(Web page and app entries)
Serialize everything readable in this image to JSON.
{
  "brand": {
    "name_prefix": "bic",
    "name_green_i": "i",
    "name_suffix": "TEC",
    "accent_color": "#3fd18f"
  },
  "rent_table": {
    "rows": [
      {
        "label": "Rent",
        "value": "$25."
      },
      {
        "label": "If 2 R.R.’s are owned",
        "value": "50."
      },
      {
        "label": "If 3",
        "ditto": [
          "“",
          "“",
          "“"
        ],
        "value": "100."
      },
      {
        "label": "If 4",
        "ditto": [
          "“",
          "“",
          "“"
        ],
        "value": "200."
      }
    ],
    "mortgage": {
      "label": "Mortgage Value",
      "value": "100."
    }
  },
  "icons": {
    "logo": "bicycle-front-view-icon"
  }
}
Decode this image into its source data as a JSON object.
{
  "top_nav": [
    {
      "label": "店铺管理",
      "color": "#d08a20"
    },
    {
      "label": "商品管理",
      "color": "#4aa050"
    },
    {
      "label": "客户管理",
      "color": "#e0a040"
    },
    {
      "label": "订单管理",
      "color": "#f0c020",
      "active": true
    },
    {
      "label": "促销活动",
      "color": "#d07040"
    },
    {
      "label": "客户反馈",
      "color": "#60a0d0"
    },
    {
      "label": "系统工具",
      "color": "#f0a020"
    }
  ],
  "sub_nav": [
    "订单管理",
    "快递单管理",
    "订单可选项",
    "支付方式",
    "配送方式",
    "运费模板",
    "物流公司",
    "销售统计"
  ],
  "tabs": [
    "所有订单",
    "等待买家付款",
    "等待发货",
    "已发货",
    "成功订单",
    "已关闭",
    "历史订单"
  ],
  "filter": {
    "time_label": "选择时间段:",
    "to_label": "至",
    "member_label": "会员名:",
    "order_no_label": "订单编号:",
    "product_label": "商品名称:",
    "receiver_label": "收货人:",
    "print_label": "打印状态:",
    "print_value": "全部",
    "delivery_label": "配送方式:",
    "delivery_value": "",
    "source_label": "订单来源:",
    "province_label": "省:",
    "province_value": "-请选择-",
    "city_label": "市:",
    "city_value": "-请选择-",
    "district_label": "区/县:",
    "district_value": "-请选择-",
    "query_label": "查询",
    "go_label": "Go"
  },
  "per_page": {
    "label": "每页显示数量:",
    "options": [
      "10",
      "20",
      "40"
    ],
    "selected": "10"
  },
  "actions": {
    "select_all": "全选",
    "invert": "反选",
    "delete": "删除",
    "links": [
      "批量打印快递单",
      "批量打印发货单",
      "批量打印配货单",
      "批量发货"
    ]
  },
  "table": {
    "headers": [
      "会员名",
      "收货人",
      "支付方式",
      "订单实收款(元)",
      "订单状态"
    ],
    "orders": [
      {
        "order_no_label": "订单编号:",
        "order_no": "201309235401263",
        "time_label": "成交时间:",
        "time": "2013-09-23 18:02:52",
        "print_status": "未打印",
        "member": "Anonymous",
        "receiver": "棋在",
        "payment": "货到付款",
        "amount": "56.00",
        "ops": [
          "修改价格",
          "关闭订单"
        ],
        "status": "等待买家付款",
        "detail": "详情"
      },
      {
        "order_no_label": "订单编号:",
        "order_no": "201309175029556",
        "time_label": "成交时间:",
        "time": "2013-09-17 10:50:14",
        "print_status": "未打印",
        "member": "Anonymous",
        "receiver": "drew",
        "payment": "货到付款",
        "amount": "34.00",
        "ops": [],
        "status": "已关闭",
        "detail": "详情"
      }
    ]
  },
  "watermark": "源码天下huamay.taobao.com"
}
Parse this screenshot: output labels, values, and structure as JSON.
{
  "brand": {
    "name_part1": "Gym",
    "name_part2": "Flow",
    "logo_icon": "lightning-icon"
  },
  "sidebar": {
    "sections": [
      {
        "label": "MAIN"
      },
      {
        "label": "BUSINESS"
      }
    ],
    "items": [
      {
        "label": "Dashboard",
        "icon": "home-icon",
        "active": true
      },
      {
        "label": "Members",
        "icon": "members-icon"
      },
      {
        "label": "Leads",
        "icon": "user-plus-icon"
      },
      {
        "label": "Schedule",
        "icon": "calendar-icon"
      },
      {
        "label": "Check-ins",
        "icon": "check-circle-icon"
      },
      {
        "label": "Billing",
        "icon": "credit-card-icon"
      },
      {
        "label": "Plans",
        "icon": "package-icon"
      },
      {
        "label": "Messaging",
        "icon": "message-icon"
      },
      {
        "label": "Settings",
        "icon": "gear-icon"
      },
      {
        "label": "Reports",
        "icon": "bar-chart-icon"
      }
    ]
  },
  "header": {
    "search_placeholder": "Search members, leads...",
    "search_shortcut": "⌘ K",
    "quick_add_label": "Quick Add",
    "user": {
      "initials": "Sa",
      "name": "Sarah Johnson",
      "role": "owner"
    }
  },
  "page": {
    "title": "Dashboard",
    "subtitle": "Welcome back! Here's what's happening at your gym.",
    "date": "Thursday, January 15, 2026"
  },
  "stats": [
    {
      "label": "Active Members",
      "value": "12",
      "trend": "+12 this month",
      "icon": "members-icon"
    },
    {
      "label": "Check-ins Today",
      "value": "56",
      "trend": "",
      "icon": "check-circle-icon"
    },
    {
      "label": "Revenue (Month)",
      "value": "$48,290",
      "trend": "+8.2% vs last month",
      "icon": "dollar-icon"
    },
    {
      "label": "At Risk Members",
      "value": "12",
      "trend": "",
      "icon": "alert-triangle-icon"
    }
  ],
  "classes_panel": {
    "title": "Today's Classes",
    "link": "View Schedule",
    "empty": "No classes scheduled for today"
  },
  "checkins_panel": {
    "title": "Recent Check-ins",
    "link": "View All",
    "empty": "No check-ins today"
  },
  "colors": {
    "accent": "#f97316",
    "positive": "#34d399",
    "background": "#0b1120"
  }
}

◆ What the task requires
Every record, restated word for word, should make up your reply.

◆ Finished exercise
Serialize everything readable in this image to JSON.
{
  "brand": {
    "name_prefix": "bic",
    "name_green_i": "i",
    "name_suffix": "TEC",
    "accent_color": "#3fd18f"
  },
  "rent_table": {
    "rows": [
      {
        "label": "Rent",
        "value": "$25."
      },
      {
        "label": "If 2 R.R.’s are owned",
        "value": "50."
      },
      {
        "label": "If 3",
        "ditto": [
          "“",
          "“",
          "“"
        ],
        "value": "100."
      },
      {
        "label": "If 4",
        "ditto": [
          "“",
          "“",
          "“"
        ],
        "value": "200."
      }
    ],
    "mortgage": {
      "label": "Mortgage Value",
      "value": "100."
    }
  },
  "icons": {
    "logo": "bicycle-front-view-icon"
  }
}
Decode this image into its source data as a JSON object.
{
  "top_nav": [
    {
      "label": "店铺管理",
      "color": "#d08a20"
    },
    {
      "label": "商品管理",
      "color": "#4aa050"
    },
    {
      "label": "客户管理",
      "color": "#e0a040"
    },
    {
      "label": "订单管理",
      "color": "#f0c020",
      "active": true
    },
    {
      "label": "促销活动",
      "color": "#d07040"
    },
    {
      "label": "客户反馈",
      "color": "#60a0d0"
    },
    {
      "label": "系统工具",
      "color": "#f0a020"
    }
  ],
  "sub_nav": [
    "订单管理",
    "快递单管理",
    "订单可选项",
    "支付方式",
    "配送方式",
    "运费模板",
    "物流公司",
    "销售统计"
  ],
  "tabs": [
    "所有订单",
    "等待买家付款",
    "等待发货",
    "已发货",
    "成功订单",
    "已关闭",
    "历史订单"
  ],
  "filter": {
    "time_label": "选择时间段:",
    "to_label": "至",
    "member_label": "会员名:",
    "order_no_label": "订单编号:",
    "product_label": "商品名称:",
    "receiver_label": "收货人:",
    "print_label": "打印状态:",
    "print_value": "全部",
    "delivery_label": "配送方式:",
    "delivery_value": "",
    "source_label": "订单来源:",
    "province_label": "省:",
    "province_value": "-请选择-",
    "city_label": "市:",
    "city_value": "-请选择-",
    "district_label": "区/县:",
    "district_value": "-请选择-",
    "query_label": "查询",
    "go_label": "Go"
  },
  "per_page": {
    "label": "每页显示数量:",
    "options": [
      "10",
      "20",
      "40"
    ],
    "selected": "10"
  },
  "actions": {
    "select_all": "全选",
    "invert": "反选",
    "delete": "删除",
    "links": [
      "批量打印快递单",
      "批量打印发货单",
      "批量打印配货单",
      "批量发货"
    ]
  },
  "table": {
    "headers": [
      "会员名",
      "收货人",
      "支付方式",
      "订单实收款(元)",
      "订单状态"
    ],
    "orders": [
      {
        "order_no_label": "订单编号:",
        "order_no": "201309235401263",
        "time_label": "成交时间:",
        "time": "2013-09-23 18:02:52",
        "print_status": "未打印",
        "member": "Anonymous",
        "receiver": "棋在",
        "payment": "货到付款",
        "amount": "56.00",
        "ops": [
          "修改价格",
          "关闭订单"
        ],
        "status": "等待买家付款",
        "detail": "详情"
      },
      {
        "order_no_label": "订单编号:",
        "order_no": "201309175029556",
        "time_label": "成交时间:",
        "time": "2013-09-17 10:50:14",
        "print_status": "未打印",
        "member": "Anonymous",
        "receiver": "drew",
        "payment": "货到付款",
        "amount": "34.00",
        "ops": [],
        "status": "已关闭",
        "detail": "详情"
      }
    ]
  },
  "watermark": "源码天下huamay.taobao.com"
}
Parse this screenshot: output labels, values, and structure as JSON.
{
  "brand": {
    "name_part1": "Gym",
    "name_part2": "Flow",
    "logo_icon": "lightning-icon"
  },
  "sidebar": {
    "sections": [
      {
        "label": "MAIN"
      },
      {
        "label": "BUSINESS"
      }
    ],
    "items": [
      {
        "label": "Dashboard",
        "icon": "home-icon",
        "active": true
      },
      {
        "label": "Members",
        "icon": "members-icon"
      },
      {
        "label": "Leads",
        "icon": "user-plus-icon"
      },
      {
        "label": "Schedule",
        "icon": "calendar-icon"
      },
      {
        "label": "Check-ins",
        "icon": "check-circle-icon"
      },
      {
        "label": "Billing",
        "icon": "credit-card-icon"
      },
      {
        "label": "Plans",
        "icon": "package-icon"
      },
      {
        "label": "Messaging",
        "icon": "message-icon"
      },
      {
        "label": "Settings",
        "icon": "gear-icon"
      },
      {
        "label": "Reports",
        "icon": "bar-chart-icon"
      }
    ]
  },
  "header": {
    "search_placeholder": "Search members, leads...",
    "search_shortcut": "⌘ K",
    "quick_add_label": "Quick Add",
    "user": {
      "initials": "Sa",
      "name": "Sarah Johnson",
      "role": "owner"
    }
  },
  "page": {
    "title": "Dashboard",
    "subtitle": "Welcome back! Here's what's happening at your gym.",
    "date": "Thursday, January 15, 2026"
  },
  "stats": [
    {
      "label": "Active Members",
      "value": "12",
      "trend": "+12 this month",
      "icon": "members-icon"
    },
    {
      "label": "Check-ins Today",
      "value": "56",
      "trend": "",
      "icon": "check-circle-icon"
    },
    {
      "label": "Revenue (Month)",
      "value": "$48,290",
      "trend": "+8.2% vs last month",
      "icon": "dollar-icon"
    },
    {
      "label": "At Risk Members",
      "value": "12",
      "trend": "",
      "icon": "alert-triangle-icon"
    }
  ],
  "classes_panel": {
    "title": "Today's Classes",
    "link": "View Schedule",
    "empty": "No classes scheduled for today"
  },
  "checkins_panel": {
    "title": "Recent Check-ins",
    "link": "View All",
    "empty": "No check-ins today"
  },
  "colors": {
    "accent": "#f97316",
    "positive": "#34d399",
    "background": "#0b1120"
  }
}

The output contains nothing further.